January 22, 2016 at 8:00 AM
As an extension of our Top 40 in Review series, we are featuring the seven players who were ranked in the SoxProspects.com Top 40 during the 2015 season and graduated from prospect status. All entries in this year's Top 40 Season in Review series can be found here.
Final Stats: 87 PA, .321/.368./370, 0 HR, 6 BB, 16 K (minors); 309 PA, .274/.319/.392, 5 HR, 18 BB, 77 K (majors)
Peak System Ranking: 1 (June, 2015)
Graduated: July 2015 (#1)
Season in Review: Ever since being drafted with the 26th overall pick in 2011, Blake Swihart’s stock has been on the rise. He has only ever known the top 10 in the SoxProspects rankings and has slowly crept up through those ranks, eventually landing at the top of the rankings at the end of the 2014 season. While he struggled during his short, 18-game stint at Pawtucket to end 2014, he began 2015 on fire.
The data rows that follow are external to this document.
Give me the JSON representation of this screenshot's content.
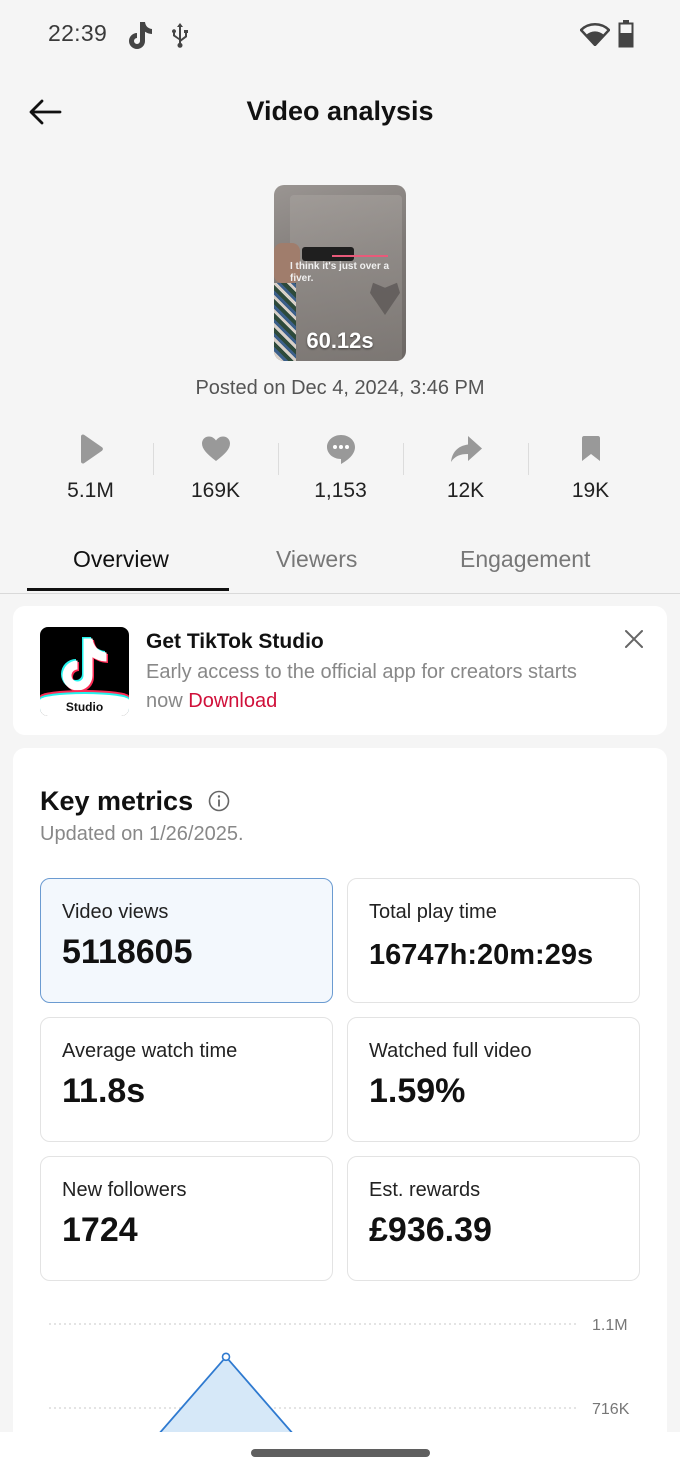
{
  "status_bar": {
    "time": "22:39",
    "left_icons": [
      "tiktok-notification-icon",
      "usb-icon"
    ],
    "right_icons": [
      "wifi-icon",
      "battery-icon"
    ]
  },
  "header": {
    "back_icon": "arrow-left-icon",
    "title": "Video analysis"
  },
  "video": {
    "thumbnail_caption": "I think it's just over a fiver.",
    "duration": "60.12s",
    "posted": "Posted on Dec 4, 2024, 3:46 PM"
  },
  "stats": [
    {
      "icon": "play-icon",
      "value": "5.1M"
    },
    {
      "icon": "heart-icon",
      "value": "169K"
    },
    {
      "icon": "comment-icon",
      "value": "1,153"
    },
    {
      "icon": "share-icon",
      "value": "12K"
    },
    {
      "icon": "bookmark-icon",
      "value": "19K"
    }
  ],
  "tabs": [
    {
      "label": "Overview",
      "active": true
    },
    {
      "label": "Viewers",
      "active": false
    },
    {
      "label": "Engagement",
      "active": false
    }
  ],
  "promo": {
    "logo_label": "Studio",
    "title": "Get TikTok Studio",
    "description": "Early access to the official app for creators starts now",
    "link": "Download",
    "link_color": "#d0103a"
  },
  "key_metrics": {
    "title": "Key metrics",
    "updated": "Updated on 1/26/2025.",
    "cards": [
      {
        "label": "Video views",
        "value": "5118605",
        "selected": true
      },
      {
        "label": "Total play time",
        "value": "16747h:20m:29s",
        "selected": false
      },
      {
        "label": "Average watch time",
        "value": "11.8s",
        "selected": false
      },
      {
        "label": "Watched full video",
        "value": "1.59%",
        "selected": false
      },
      {
        "label": "New followers",
        "value": "1724",
        "selected": false
      },
      {
        "label": "Est. rewards",
        "value": "£936.39",
        "selected": false
      }
    ]
  },
  "chart_data": {
    "type": "area",
    "series": [
      {
        "name": "Video views",
        "values": [
          null,
          950000,
          null
        ]
      }
    ],
    "y_ticks": [
      "1.1M",
      "716K"
    ],
    "y_tick_values": [
      1100000,
      716000
    ],
    "ylim": [
      600000,
      1100000
    ],
    "grid": true,
    "line_color": "#2f7ad0",
    "fill_color": "#d6e8f8",
    "note": "chart partially cropped at bottom of screen"
  }
}
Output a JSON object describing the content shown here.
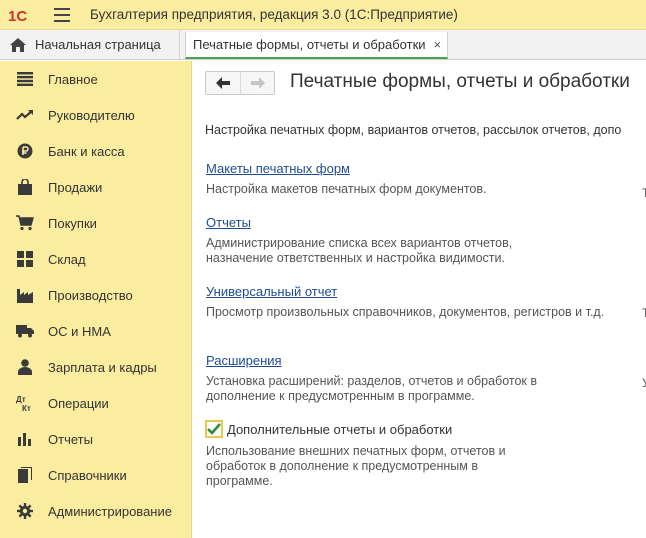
{
  "window": {
    "logo_text": "1С",
    "title": "Бухгалтерия предприятия, редакция 3.0  (1С:Предприятие)"
  },
  "tabs": {
    "home_label": "Начальная страница",
    "active_label": "Печатные формы, отчеты и обработки",
    "close_symbol": "×"
  },
  "sidebar": {
    "items": [
      {
        "label": "Главное",
        "icon": "menu-lines-icon"
      },
      {
        "label": "Руководителю",
        "icon": "trend-icon"
      },
      {
        "label": "Банк и касса",
        "icon": "ruble-coin-icon"
      },
      {
        "label": "Продажи",
        "icon": "shopping-bag-icon"
      },
      {
        "label": "Покупки",
        "icon": "cart-icon"
      },
      {
        "label": "Склад",
        "icon": "warehouse-grid-icon"
      },
      {
        "label": "Производство",
        "icon": "factory-icon"
      },
      {
        "label": "ОС и НМА",
        "icon": "truck-icon"
      },
      {
        "label": "Зарплата и кадры",
        "icon": "person-icon"
      },
      {
        "label": "Операции",
        "icon": "dt-kt-icon"
      },
      {
        "label": "Отчеты",
        "icon": "bar-chart-icon"
      },
      {
        "label": "Справочники",
        "icon": "books-icon"
      },
      {
        "label": "Администрирование",
        "icon": "gear-icon"
      }
    ],
    "dt_text": "Дт",
    "kt_text": "Кт"
  },
  "main": {
    "title": "Печатные формы, отчеты и обработки",
    "description": "Настройка печатных форм, вариантов отчетов, рассылок отчетов, допо",
    "sections": [
      {
        "link": "Макеты печатных форм",
        "note": [
          "Настройка макетов печатных форм документов."
        ]
      },
      {
        "link": "Отчеты",
        "note": [
          "Администрирование списка всех вариантов отчетов,",
          "назначение ответственных и настройка видимости."
        ]
      },
      {
        "link": "Универсальный отчет",
        "note": [
          "Просмотр произвольных справочников, документов, регистров и т.д."
        ]
      },
      {
        "link": "Расширения",
        "note": [
          "Установка расширений: разделов, отчетов и обработок в",
          "дополнение к предусмотренным в программе."
        ]
      }
    ],
    "checkbox": {
      "label": "Дополнительные отчеты и обработки",
      "checked": true,
      "note": [
        "Использование внешних печатных форм, отчетов и",
        "обработок в дополнение к предусмотренным в",
        "программе."
      ]
    },
    "edge_marks": [
      "Т",
      "Т",
      "У"
    ]
  },
  "colors": {
    "accent_yellow": "#fbeda0",
    "link_blue": "#1f4c8f",
    "check_green": "#2e8b3a",
    "logo_red": "#d22f27"
  }
}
He hit .338/.392/.382 over his first 18 games, showing he was capable of holding more than his own at the level despite being almost four years younger than the average Triple-A position player. Along the way, he collected Player of the Week honors for the first full week of the season, April 13-19, when he had 12 hits in 25 at-bats (.480 average) and hit safely in each game he played.
His stay in Pawtucket would be short since a need arose at the major league level when Ryan Hanigan suffered a displaced fracture in his knuckle, requiring significant recovery time. With fellow catcher Christian Vazquez already having undergone Tommy John surgery in spring training, there were no other long-term options available to the Red Sox and they decided to turn the job over to the 23-year-old. He struggled at first and only hit .241/.279/.323 with just seven walks to 36 strikeouts across 38 games. Even during his eight-game hit streak from May 22-29, when he hit .321, he did so without any power as all of his hits came as singles.
On June 20th, Swihart hurt his foot while sliding, and while he played a couple games to end the month, it ultimately required a short DL stint and four rehab games split between Pawtucket and Portland. From that point on he looked every bit the star prospect he was billed to be. From July 20th through the end of the season, Swihart got the majority of starts behind the plate (44) and hit an impressive .303/.353/.452 with four home runs, nine doubles, and 11 walks to 41 strikeouts. To put that in perspective, in 2015, the league average triple slash line for catchers was .238/.302/.376, really showing how weak the position is offensively currently, and also how strong Swihart’s performance really was. Swihart projects to be a good defensive catcher as well, but the metrics were split on his performance in the majors, with FanGraphs grading him above average defensively and Baseball Reference grading him slightly below average. He threw out 28% (16 of 57) attempted base stealers, below the major league average of 30% in 2015. -William Woodward
Defensively, Swihart was passable in 2015, though he needs to show significant improvement with blocking balls in the dirt and framing pitches. Swihart struggled with keeping the ball in front of him at times in 2015 and his framing numbers placed him in the bottom tier of catchers in the league. Swihart has the physical tools to improve in those areas and, given his age, he should take a step forward in 2016, especially with Christian Vazquez healthy and waiting in the wings. Swihart also has a plus arm and consistently pops sub-2.0 seconds, allowing him to keep base runners honest.
Overall, Swihart has already established himself as a solid big league player, but he still has plenty of room to improve. His upside is an above-average offensive and defensive catcher, a solid first-division player. Swihart will start 2016 as Boston’s starting catcher and look to build upon his impressive performance in the second half of 2015. - Ian Cundall
Photo Credit: Kelly O'Connor